__EXERCISE INSTRUCTIONS__:
The reply should be the records repeated exactly, without any images.

__AVAILABLE DATA__:
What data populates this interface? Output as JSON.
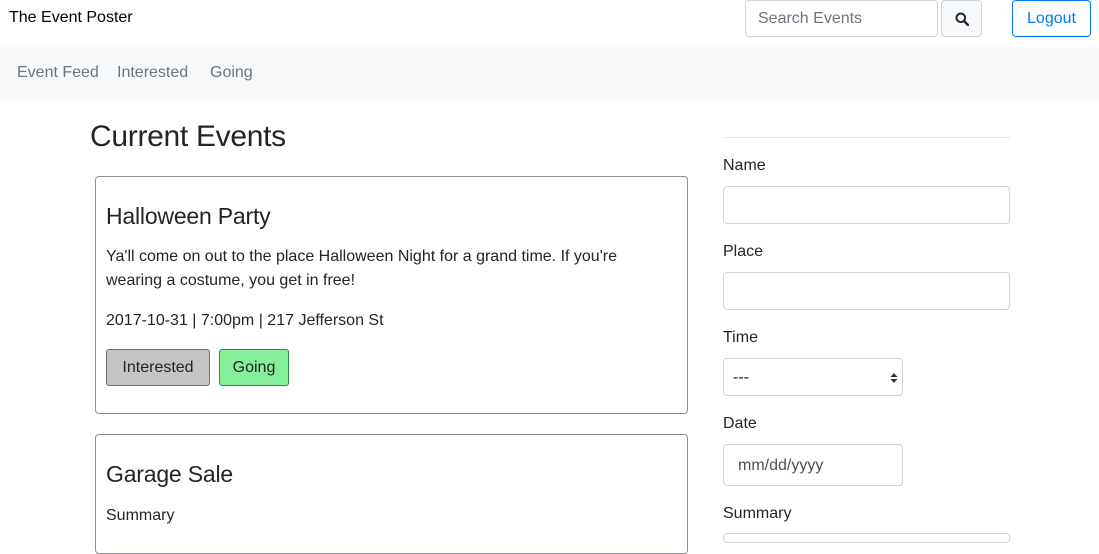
{
  "navbar": {
    "brand": "The Event Poster",
    "search_placeholder": "Search Events",
    "search_icon": "search-icon",
    "logout_label": "Logout"
  },
  "subnav": {
    "items": [
      {
        "label": "Event Feed"
      },
      {
        "label": "Interested"
      },
      {
        "label": "Going"
      }
    ]
  },
  "main": {
    "title": "Current Events",
    "events": [
      {
        "title": "Halloween Party",
        "description": "Ya'll come on out to the place Halloween Night for a grand time. If you're wearing a costume, you get in free!",
        "meta": "2017-10-31 | 7:00pm | 217 Jefferson St",
        "interested_label": "Interested",
        "going_label": "Going"
      },
      {
        "title": "Garage Sale",
        "description": "Summary"
      }
    ]
  },
  "form": {
    "name_label": "Name",
    "place_label": "Place",
    "time_label": "Time",
    "time_value": "---",
    "date_label": "Date",
    "date_placeholder": "mm/dd/yyyy",
    "summary_label": "Summary"
  },
  "colors": {
    "primary": "#007bff",
    "interested_bg": "#c4c4c4",
    "going_bg": "#85ee9a",
    "subnav_bg": "#f8f9fa"
  }
}
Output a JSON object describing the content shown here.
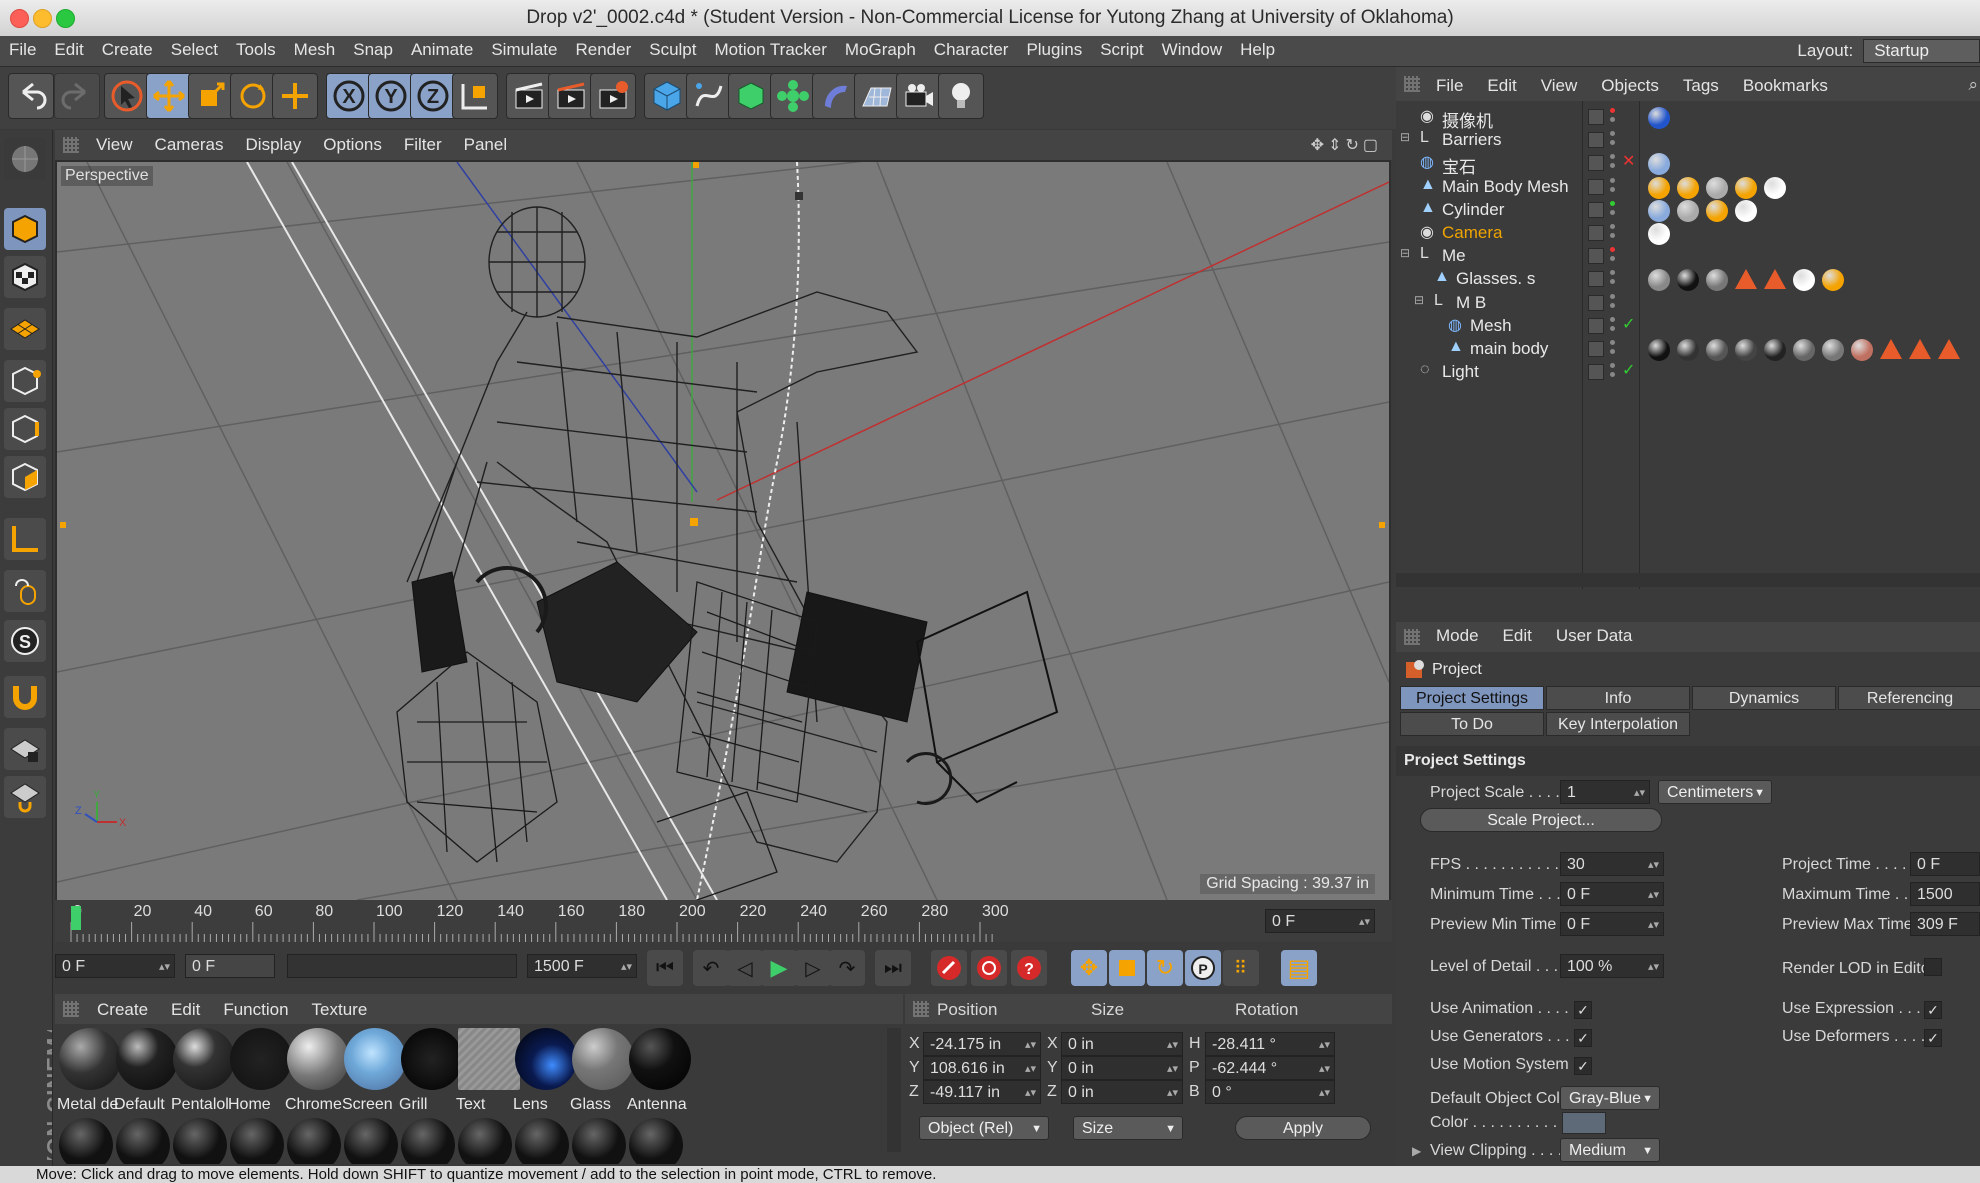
{
  "window": {
    "title": "Drop v2'_0002.c4d * (Student Version - Non-Commercial License for Yutong Zhang at University of Oklahoma)"
  },
  "menu": [
    "File",
    "Edit",
    "Create",
    "Select",
    "Tools",
    "Mesh",
    "Snap",
    "Animate",
    "Simulate",
    "Render",
    "Sculpt",
    "Motion Tracker",
    "MoGraph",
    "Character",
    "Plugins",
    "Script",
    "Window",
    "Help"
  ],
  "layout": {
    "label": "Layout:",
    "value": "Startup"
  },
  "viewport": {
    "menu": [
      "View",
      "Cameras",
      "Display",
      "Options",
      "Filter",
      "Panel"
    ],
    "label": "Perspective",
    "grid_spacing": "Grid Spacing : 39.37 in"
  },
  "timeline": {
    "ticks": [
      "0",
      "20",
      "40",
      "60",
      "80",
      "100",
      "120",
      "140",
      "160",
      "180",
      "200",
      "220",
      "240",
      "260",
      "280",
      "300"
    ],
    "current_frame": "0 F"
  },
  "transport": {
    "start_field": "0 F",
    "slider_field": "0 F",
    "end_field": "1500 F"
  },
  "materials": {
    "menu": [
      "Create",
      "Edit",
      "Function",
      "Texture"
    ],
    "items": [
      {
        "name": "Metal de"
      },
      {
        "name": "Default"
      },
      {
        "name": "Pentalol"
      },
      {
        "name": "Home"
      },
      {
        "name": "Chrome"
      },
      {
        "name": "Screen"
      },
      {
        "name": "Grill"
      },
      {
        "name": "Text"
      },
      {
        "name": "Lens"
      },
      {
        "name": "Glass"
      },
      {
        "name": "Antenna"
      }
    ],
    "brand": "MAXON CINEMA 4D"
  },
  "coordinates": {
    "headers": {
      "position": "Position",
      "size": "Size",
      "rotation": "Rotation"
    },
    "rows": [
      {
        "axis": "X",
        "pos": "-24.175 in",
        "saxis": "X",
        "size": "0 in",
        "raxis": "H",
        "rot": "-28.411 °"
      },
      {
        "axis": "Y",
        "pos": "108.616 in",
        "saxis": "Y",
        "size": "0 in",
        "raxis": "P",
        "rot": "-62.444 °"
      },
      {
        "axis": "Z",
        "pos": "-49.117 in",
        "saxis": "Z",
        "size": "0 in",
        "raxis": "B",
        "rot": "0 °"
      }
    ],
    "mode": "Object (Rel)",
    "size_mode": "Size",
    "apply": "Apply"
  },
  "object_manager": {
    "menu": [
      "File",
      "Edit",
      "View",
      "Objects",
      "Tags",
      "Bookmarks"
    ],
    "objects": [
      {
        "name": "摄像机",
        "indent": 0,
        "highlight": false
      },
      {
        "name": "Barriers",
        "indent": 0,
        "highlight": false
      },
      {
        "name": "宝石",
        "indent": 0,
        "highlight": false
      },
      {
        "name": "Main Body Mesh",
        "indent": 0,
        "highlight": false
      },
      {
        "name": "Cylinder",
        "indent": 0,
        "highlight": false
      },
      {
        "name": "Camera",
        "indent": 0,
        "highlight": true
      },
      {
        "name": "Me",
        "indent": 0,
        "highlight": false
      },
      {
        "name": "Glasses. s",
        "indent": 1,
        "highlight": false
      },
      {
        "name": "M B",
        "indent": 1,
        "highlight": false
      },
      {
        "name": "Mesh",
        "indent": 2,
        "highlight": false
      },
      {
        "name": "main body",
        "indent": 2,
        "highlight": false
      },
      {
        "name": "Light",
        "indent": 0,
        "highlight": false
      }
    ]
  },
  "attributes": {
    "menu": [
      "Mode",
      "Edit",
      "User Data"
    ],
    "object": "Project",
    "tabs_row1": [
      "Project Settings",
      "Info",
      "Dynamics",
      "Referencing"
    ],
    "tabs_row2": [
      "To Do",
      "Key Interpolation"
    ],
    "section": "Project Settings",
    "project_scale": {
      "label": "Project Scale . . . . . . .",
      "value": "1",
      "unit": "Centimeters"
    },
    "scale_project_btn": "Scale Project...",
    "left": [
      {
        "label": "FPS . . . . . . . . . . . . . . .",
        "value": "30"
      },
      {
        "label": "Minimum Time . . . . .",
        "value": "0 F"
      },
      {
        "label": "Preview Min Time . .",
        "value": "0 F"
      },
      {
        "label": "Level of Detail . . . . .",
        "value": "100 %"
      }
    ],
    "right": [
      {
        "label": "Project Time . . . . . . .",
        "value": "0 F"
      },
      {
        "label": "Maximum Time . . . .",
        "value": "1500"
      },
      {
        "label": "Preview Max Time . .",
        "value": "309 F"
      }
    ],
    "render_lod": "Render LOD in Editor",
    "checks_left": [
      "Use Animation . . . . .",
      "Use Generators . . . .",
      "Use Motion System"
    ],
    "checks_right": [
      "Use Expression . . . .",
      "Use Deformers . . . . ."
    ],
    "default_color": {
      "label": "Default Object Color",
      "value": "Gray-Blue"
    },
    "color_label": "Color . . . . . . . . . . .",
    "view_clipping": {
      "label": "View Clipping . . . . . .",
      "value": "Medium"
    }
  },
  "status": "Move: Click and drag to move elements. Hold down SHIFT to quantize movement / add to the selection in point mode, CTRL to remove."
}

__EXERCISE OUTPUT__:
What data populates this interface? Output as JSON.
{
  "navbar": {
    "brand": "The Event Poster",
    "search_placeholder": "Search Events",
    "search_icon": "search-icon",
    "logout_label": "Logout"
  },
  "subnav": {
    "items": [
      {
        "label": "Event Feed"
      },
      {
        "label": "Interested"
      },
      {
        "label": "Going"
      }
    ]
  },
  "main": {
    "title": "Current Events",
    "events": [
      {
        "title": "Halloween Party",
        "description": "Ya'll come on out to the place Halloween Night for a grand time. If you're wearing a costume, you get in free!",
        "meta": "2017-10-31 | 7:00pm | 217 Jefferson St",
        "interested_label": "Interested",
        "going_label": "Going"
      },
      {
        "title": "Garage Sale",
        "description": "Summary"
      }
    ]
  },
  "form": {
    "name_label": "Name",
    "place_label": "Place",
    "time_label": "Time",
    "time_value": "---",
    "date_label": "Date",
    "date_placeholder": "mm/dd/yyyy",
    "summary_label": "Summary"
  },
  "colors": {
    "primary": "#007bff",
    "interested_bg": "#c4c4c4",
    "going_bg": "#85ee9a",
    "subnav_bg": "#f8f9fa"
  }
}
Output a JSON object describing the content shown here.
{
  "window": {
    "title": "Drop v2'_0002.c4d * (Student Version - Non-Commercial License for Yutong Zhang at University of Oklahoma)"
  },
  "menu": [
    "File",
    "Edit",
    "Create",
    "Select",
    "Tools",
    "Mesh",
    "Snap",
    "Animate",
    "Simulate",
    "Render",
    "Sculpt",
    "Motion Tracker",
    "MoGraph",
    "Character",
    "Plugins",
    "Script",
    "Window",
    "Help"
  ],
  "layout": {
    "label": "Layout:",
    "value": "Startup"
  },
  "viewport": {
    "menu": [
      "View",
      "Cameras",
      "Display",
      "Options",
      "Filter",
      "Panel"
    ],
    "label": "Perspective",
    "grid_spacing": "Grid Spacing : 39.37 in"
  },
  "timeline": {
    "ticks": [
      "0",
      "20",
      "40",
      "60",
      "80",
      "100",
      "120",
      "140",
      "160",
      "180",
      "200",
      "220",
      "240",
      "260",
      "280",
      "300"
    ],
    "current_frame": "0 F"
  },
  "transport": {
    "start_field": "0 F",
    "slider_field": "0 F",
    "end_field": "1500 F"
  },
  "materials": {
    "menu": [
      "Create",
      "Edit",
      "Function",
      "Texture"
    ],
    "items": [
      {
        "name": "Metal de"
      },
      {
        "name": "Default"
      },
      {
        "name": "Pentalol"
      },
      {
        "name": "Home"
      },
      {
        "name": "Chrome"
      },
      {
        "name": "Screen"
      },
      {
        "name": "Grill"
      },
      {
        "name": "Text"
      },
      {
        "name": "Lens"
      },
      {
        "name": "Glass"
      },
      {
        "name": "Antenna"
      }
    ],
    "brand": "MAXON CINEMA 4D"
  },
  "coordinates": {
    "headers": {
      "position": "Position",
      "size": "Size",
      "rotation": "Rotation"
    },
    "rows": [
      {
        "axis": "X",
        "pos": "-24.175 in",
        "saxis": "X",
        "size": "0 in",
        "raxis": "H",
        "rot": "-28.411 °"
      },
      {
        "axis": "Y",
        "pos": "108.616 in",
        "saxis": "Y",
        "size": "0 in",
        "raxis": "P",
        "rot": "-62.444 °"
      },
      {
        "axis": "Z",
        "pos": "-49.117 in",
        "saxis": "Z",
        "size": "0 in",
        "raxis": "B",
        "rot": "0 °"
      }
    ],
    "mode": "Object (Rel)",
    "size_mode": "Size",
    "apply": "Apply"
  },
  "object_manager": {
    "menu": [
      "File",
      "Edit",
      "View",
      "Objects",
      "Tags",
      "Bookmarks"
    ],
    "objects": [
      {
        "name": "摄像机",
        "indent": 0,
        "highlight": false
      },
      {
        "name": "Barriers",
        "indent": 0,
        "highlight": false
      },
      {
        "name": "宝石",
        "indent": 0,
        "highlight": false
      },
      {
        "name": "Main Body Mesh",
        "indent": 0,
        "highlight": false
      },
      {
        "name": "Cylinder",
        "indent": 0,
        "highlight": false
      },
      {
        "name": "Camera",
        "indent": 0,
        "highlight": true
      },
      {
        "name": "Me",
        "indent": 0,
        "highlight": false
      },
      {
        "name": "Glasses. s",
        "indent": 1,
        "highlight": false
      },
      {
        "name": "M B",
        "indent": 1,
        "highlight": false
      },
      {
        "name": "Mesh",
        "indent": 2,
        "highlight": false
      },
      {
        "name": "main body",
        "indent": 2,
        "highlight": false
      },
      {
        "name": "Light",
        "indent": 0,
        "highlight": false
      }
    ]
  },
  "attributes": {
    "menu": [
      "Mode",
      "Edit",
      "User Data"
    ],
    "object": "Project",
    "tabs_row1": [
      "Project Settings",
      "Info",
      "Dynamics",
      "Referencing"
    ],
    "tabs_row2": [
      "To Do",
      "Key Interpolation"
    ],
    "section": "Project Settings",
    "project_scale": {
      "label": "Project Scale . . . . . . .",
      "value": "1",
      "unit": "Centimeters"
    },
    "scale_project_btn": "Scale Project...",
    "left": [
      {
        "label": "FPS . . . . . . . . . . . . . . .",
        "value": "30"
      },
      {
        "label": "Minimum Time . . . . .",
        "value": "0 F"
      },
      {
        "label": "Preview Min Time . .",
        "value": "0 F"
      },
      {
        "label": "Level of Detail . . . . .",
        "value": "100 %"
      }
    ],
    "right": [
      {
        "label": "Project Time . . . . . . .",
        "value": "0 F"
      },
      {
        "label": "Maximum Time . . . .",
        "value": "1500"
      },
      {
        "label": "Preview Max Time . .",
        "value": "309 F"
      }
    ],
    "render_lod": "Render LOD in Editor",
    "checks_left": [
      "Use Animation . . . . .",
      "Use Generators . . . .",
      "Use Motion System"
    ],
    "checks_right": [
      "Use Expression . . . .",
      "Use Deformers . . . . ."
    ],
    "default_color": {
      "label": "Default Object Color",
      "value": "Gray-Blue"
    },
    "color_label": "Color . . . . . . . . . . .",
    "view_clipping": {
      "label": "View Clipping . . . . . .",
      "value": "Medium"
    }
  },
  "status": "Move: Click and drag to move elements. Hold down SHIFT to quantize movement / add to the selection in point mode, CTRL to remove."
}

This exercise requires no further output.